We might imagine from these words that these men, as they had with Daniel earlier in the book (cf. Dan. 2:1-49), been given some prophetic insight into the future. But Scripture does not tell us that such a revelation was given to them. In fact, their next words make it clear this was not the case. They were not speaking from prophetic foreknowledge. They were demonstrating a faith in God’s ability and power. They say God “is able to deliver them” adding their firm hope that “He will deliver us.”They then go on to say, “But if not, let it be known to you, O king, that we do not serve your gods, nor will we worship the gold image which you have set up” (Dan. 3:18).
Most of us know the rest of the story. They are cast into the fiery furnace (Dan. 3:19-23), God delivers them (Dan. 3:24-27), and Nebuchadnezzar actually praises God, punishes their accusers, and promotes them to higher positions than they held before (Dan. 3:28-30). But let’s consider some things their bold response should teach us.
1. It isn’t wrong to imagine that faith in God will produce certain conditions in our lives. If it had been revealed to Shadrach, Meshach, and Abed-Nego that God would definitely deliver them from the furnace it would have been meaningless to tell the king “but if not . . .” These words tell us that their confidence in telling Nebuchadnezzar, “He will deliver us from your hand” was based on their trust, hope, and assurance of God’s power—not their absolute certainty. We often face hardships and trials and in our trust in God foresee exactly how we imagine God will deliver us from them. Like these men, we don’t know the future by revelation, but it isn’t wrong to trust in God’s power to carry us through. Peter taught that you should cast “all your care upon Him, for He cares for you”(1 Pet. 5:7). But we must also recognize . . .
2. Faith in God doesn’t guarantee that what we know God can do, He necessarily will do. If God had not delivered these men, would it have changed the fact that God is still the only true and living God? No. God didn’t keep Abel from being killed or Stephen from being stoned, but that didn’t change God’s existence or power. John taught, “Now this is the confidence that we have in Him, that if we ask anything according to His will, He hears us”(1 John 5:14). How important it is for us to recognize, “‘For My thoughts are not your thoughts, nor are your ways My ways,’ says the LORD” (Isa. 55:8). This is why we must see that . . .

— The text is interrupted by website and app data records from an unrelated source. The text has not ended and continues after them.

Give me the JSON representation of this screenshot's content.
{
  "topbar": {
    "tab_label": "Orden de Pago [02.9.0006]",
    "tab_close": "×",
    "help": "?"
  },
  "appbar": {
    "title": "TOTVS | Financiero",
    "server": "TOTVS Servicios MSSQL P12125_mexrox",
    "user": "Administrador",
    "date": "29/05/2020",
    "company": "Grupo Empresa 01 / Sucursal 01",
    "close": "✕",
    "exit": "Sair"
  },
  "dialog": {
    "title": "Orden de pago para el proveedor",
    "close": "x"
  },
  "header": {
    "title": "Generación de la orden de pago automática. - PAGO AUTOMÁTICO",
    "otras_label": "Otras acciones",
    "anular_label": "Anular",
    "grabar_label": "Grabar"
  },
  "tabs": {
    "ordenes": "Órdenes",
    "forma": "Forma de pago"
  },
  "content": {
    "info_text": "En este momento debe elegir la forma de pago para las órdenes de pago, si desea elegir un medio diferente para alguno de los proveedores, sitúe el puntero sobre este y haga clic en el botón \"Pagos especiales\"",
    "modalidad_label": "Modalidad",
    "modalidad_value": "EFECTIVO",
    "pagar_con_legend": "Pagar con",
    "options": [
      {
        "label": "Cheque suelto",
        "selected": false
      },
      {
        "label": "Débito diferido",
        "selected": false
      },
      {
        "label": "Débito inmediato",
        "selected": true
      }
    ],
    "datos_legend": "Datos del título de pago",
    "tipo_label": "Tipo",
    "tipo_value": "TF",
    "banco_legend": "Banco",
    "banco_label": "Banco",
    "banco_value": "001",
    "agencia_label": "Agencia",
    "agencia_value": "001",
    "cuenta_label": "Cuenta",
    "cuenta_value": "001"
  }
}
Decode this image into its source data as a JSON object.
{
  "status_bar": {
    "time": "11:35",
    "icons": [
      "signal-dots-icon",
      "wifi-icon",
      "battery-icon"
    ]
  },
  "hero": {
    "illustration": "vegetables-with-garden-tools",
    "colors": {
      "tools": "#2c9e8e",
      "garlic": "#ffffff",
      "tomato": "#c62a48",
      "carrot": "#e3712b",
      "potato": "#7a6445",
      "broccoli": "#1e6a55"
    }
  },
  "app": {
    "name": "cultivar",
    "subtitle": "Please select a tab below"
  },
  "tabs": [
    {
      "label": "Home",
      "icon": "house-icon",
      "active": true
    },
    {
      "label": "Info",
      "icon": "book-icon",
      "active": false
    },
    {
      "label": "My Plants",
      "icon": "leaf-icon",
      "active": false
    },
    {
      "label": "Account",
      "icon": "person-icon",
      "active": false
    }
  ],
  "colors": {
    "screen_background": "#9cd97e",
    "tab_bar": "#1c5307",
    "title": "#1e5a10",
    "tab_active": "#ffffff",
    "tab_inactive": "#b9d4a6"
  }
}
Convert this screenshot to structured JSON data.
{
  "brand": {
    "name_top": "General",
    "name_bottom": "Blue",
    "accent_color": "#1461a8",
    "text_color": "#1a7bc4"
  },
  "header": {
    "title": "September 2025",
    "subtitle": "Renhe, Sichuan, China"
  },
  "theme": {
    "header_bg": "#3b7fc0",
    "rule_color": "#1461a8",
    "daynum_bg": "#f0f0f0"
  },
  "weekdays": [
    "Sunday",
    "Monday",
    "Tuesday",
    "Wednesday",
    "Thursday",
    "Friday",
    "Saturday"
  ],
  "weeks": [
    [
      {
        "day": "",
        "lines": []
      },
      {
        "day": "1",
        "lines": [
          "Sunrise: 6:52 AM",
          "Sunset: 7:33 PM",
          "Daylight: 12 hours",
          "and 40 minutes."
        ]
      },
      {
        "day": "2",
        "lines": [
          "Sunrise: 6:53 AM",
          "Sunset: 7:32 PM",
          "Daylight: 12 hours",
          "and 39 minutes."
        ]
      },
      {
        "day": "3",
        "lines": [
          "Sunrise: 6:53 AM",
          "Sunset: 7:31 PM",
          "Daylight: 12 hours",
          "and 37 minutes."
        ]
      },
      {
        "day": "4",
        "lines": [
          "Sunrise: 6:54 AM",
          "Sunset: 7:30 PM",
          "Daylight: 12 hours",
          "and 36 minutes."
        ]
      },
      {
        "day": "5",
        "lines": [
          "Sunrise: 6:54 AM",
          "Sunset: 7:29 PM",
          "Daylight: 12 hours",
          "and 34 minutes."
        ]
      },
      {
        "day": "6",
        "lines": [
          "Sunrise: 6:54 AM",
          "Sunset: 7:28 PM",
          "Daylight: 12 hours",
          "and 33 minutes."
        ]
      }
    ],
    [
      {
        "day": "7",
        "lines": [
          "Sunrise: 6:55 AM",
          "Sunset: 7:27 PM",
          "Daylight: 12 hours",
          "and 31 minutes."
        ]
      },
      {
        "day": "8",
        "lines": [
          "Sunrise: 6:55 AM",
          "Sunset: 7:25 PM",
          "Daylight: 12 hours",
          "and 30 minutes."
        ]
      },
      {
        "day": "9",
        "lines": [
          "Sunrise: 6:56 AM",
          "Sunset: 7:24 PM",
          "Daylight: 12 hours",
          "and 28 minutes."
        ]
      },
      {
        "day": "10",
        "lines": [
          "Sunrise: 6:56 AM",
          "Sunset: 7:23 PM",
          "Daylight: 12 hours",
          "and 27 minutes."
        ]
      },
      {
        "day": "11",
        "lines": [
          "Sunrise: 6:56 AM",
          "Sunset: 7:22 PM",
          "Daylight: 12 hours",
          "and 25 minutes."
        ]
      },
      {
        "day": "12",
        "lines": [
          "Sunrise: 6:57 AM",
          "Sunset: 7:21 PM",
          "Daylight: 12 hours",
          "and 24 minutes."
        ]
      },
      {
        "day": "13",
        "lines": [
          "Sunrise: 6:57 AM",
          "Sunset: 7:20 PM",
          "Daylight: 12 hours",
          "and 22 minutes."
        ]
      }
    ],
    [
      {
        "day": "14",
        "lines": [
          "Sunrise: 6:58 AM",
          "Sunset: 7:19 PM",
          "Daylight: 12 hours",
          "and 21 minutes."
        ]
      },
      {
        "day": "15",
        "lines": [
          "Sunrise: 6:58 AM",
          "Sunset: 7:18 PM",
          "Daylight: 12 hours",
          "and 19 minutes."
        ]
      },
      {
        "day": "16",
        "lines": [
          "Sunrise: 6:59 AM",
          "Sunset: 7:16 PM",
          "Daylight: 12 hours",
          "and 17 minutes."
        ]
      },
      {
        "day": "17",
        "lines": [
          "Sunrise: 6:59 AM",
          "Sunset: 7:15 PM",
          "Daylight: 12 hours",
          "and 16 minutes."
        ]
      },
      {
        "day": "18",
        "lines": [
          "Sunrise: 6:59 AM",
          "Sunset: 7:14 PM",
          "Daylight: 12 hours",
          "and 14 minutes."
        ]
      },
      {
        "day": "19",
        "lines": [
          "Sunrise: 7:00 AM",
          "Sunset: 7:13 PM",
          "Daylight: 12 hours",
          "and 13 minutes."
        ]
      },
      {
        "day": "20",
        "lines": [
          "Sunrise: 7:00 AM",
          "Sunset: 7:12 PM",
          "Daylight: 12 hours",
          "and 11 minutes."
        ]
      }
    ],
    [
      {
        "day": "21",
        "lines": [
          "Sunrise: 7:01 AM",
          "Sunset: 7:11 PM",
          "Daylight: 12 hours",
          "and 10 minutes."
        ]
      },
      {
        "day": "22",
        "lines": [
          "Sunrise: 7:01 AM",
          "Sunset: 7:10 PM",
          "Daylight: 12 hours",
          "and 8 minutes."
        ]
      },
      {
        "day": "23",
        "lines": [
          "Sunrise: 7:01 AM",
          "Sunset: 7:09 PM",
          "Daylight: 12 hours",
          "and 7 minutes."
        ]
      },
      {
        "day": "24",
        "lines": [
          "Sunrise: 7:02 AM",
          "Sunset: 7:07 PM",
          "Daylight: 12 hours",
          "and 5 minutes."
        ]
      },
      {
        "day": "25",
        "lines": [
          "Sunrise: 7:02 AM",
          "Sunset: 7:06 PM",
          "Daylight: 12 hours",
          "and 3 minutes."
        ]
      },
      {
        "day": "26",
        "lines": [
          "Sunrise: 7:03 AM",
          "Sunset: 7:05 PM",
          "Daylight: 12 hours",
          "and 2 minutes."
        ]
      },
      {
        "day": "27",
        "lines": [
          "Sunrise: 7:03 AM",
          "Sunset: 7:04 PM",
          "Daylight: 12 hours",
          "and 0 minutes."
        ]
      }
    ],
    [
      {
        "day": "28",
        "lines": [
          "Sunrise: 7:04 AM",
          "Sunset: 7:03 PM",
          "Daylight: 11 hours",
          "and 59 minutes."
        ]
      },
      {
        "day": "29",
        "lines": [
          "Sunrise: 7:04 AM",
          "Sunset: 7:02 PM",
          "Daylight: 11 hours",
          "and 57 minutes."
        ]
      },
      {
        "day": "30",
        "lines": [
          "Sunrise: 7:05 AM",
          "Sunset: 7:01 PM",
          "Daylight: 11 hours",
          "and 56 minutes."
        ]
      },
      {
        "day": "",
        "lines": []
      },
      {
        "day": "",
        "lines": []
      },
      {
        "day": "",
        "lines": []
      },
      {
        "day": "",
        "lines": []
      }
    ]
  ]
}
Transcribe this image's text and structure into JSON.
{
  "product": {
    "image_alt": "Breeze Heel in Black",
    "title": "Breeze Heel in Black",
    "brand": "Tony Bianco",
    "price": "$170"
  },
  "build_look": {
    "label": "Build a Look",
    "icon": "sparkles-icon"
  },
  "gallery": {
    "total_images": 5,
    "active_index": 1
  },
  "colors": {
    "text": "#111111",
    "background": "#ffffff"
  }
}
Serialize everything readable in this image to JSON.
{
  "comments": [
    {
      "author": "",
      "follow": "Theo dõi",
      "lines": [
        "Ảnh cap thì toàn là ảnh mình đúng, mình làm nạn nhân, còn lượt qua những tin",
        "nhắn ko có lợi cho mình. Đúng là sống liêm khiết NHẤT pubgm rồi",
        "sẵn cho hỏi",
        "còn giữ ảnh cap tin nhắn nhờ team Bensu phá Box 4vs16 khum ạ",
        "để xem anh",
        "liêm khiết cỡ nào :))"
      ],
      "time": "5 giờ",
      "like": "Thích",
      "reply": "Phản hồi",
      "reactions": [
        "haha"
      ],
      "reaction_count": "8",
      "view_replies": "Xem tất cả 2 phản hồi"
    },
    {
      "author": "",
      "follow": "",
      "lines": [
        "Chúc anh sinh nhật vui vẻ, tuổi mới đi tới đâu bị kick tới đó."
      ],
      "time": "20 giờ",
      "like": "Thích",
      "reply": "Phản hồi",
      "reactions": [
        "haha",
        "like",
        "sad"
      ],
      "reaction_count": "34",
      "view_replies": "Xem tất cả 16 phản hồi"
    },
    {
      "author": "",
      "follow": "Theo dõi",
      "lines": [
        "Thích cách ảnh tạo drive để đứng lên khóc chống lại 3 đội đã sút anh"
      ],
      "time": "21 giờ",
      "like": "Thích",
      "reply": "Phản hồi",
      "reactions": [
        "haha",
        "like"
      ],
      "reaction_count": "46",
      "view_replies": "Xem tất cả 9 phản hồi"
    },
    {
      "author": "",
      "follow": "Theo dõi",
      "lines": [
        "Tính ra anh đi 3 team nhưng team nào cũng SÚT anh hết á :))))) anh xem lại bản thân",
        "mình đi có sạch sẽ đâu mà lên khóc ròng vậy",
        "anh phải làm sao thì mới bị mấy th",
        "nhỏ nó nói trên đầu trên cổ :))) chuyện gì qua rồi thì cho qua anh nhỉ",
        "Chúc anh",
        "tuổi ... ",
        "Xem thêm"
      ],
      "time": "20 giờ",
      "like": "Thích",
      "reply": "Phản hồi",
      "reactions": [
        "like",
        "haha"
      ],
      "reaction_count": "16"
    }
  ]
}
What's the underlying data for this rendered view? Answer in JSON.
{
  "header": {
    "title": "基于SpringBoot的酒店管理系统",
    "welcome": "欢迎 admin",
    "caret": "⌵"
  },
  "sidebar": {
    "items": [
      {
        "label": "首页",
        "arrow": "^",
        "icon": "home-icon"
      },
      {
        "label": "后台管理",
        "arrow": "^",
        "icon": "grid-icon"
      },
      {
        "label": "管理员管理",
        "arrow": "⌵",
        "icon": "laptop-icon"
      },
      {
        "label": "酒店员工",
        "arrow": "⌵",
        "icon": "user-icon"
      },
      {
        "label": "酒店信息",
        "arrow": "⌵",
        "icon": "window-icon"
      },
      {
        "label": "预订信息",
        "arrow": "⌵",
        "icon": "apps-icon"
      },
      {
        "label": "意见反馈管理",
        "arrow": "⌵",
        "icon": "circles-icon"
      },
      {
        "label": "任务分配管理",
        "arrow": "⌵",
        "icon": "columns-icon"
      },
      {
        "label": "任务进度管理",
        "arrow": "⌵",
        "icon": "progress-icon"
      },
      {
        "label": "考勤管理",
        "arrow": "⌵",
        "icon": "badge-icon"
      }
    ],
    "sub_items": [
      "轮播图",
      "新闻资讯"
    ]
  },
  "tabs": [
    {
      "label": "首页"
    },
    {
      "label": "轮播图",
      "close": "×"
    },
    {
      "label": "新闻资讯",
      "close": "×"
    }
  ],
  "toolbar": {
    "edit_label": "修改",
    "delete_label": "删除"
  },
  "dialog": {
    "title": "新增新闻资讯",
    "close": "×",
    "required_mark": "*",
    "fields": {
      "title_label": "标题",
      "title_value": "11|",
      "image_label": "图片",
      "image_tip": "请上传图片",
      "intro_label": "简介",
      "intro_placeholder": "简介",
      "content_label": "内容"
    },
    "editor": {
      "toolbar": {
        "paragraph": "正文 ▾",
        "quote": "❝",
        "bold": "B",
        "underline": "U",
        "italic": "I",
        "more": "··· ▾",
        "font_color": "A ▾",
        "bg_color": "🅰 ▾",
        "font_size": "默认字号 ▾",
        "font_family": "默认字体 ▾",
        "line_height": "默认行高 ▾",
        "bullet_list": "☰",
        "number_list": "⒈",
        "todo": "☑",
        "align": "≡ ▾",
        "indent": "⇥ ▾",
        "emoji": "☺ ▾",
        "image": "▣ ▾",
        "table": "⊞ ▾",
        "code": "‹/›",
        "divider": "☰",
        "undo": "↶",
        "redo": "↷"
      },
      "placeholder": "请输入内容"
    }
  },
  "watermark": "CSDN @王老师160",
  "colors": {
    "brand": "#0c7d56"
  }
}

3. True faith means we trust God even if the conditions He allows are different from what we expected. These men’s faith was not shown merely in the recognition and hope that God would deliver them, but even more so in the bold declaration, “but if not” their obedience to Him would not change. It’s easy to serve God when every trial we face is brought to a happy resolution, but the real question is will we continue to serve God even if His deliverance is different than we had hoped for? Far too often, we put ourselves in the place of God and imagine “if there really is a God, here is what He will do!” When things turn out differently, we ask, “Where is God?” Or, “If there really is a God, why didn’t He act?” How important it is for us to have the kind of confidence shown by Shadrach, Meshach, and Abed-Nego. We serve a God who can, and often does deliver us from life’s trials. The greatest deliverance He will one day grant is redemption from sin and death unto eternal life. Yet may we have the kind of faith—as we hope for certain types of deliverance—to say with confidence, “But if not, let it be known” to all “we do not serve” the gods of this world! We will serve God no matter what!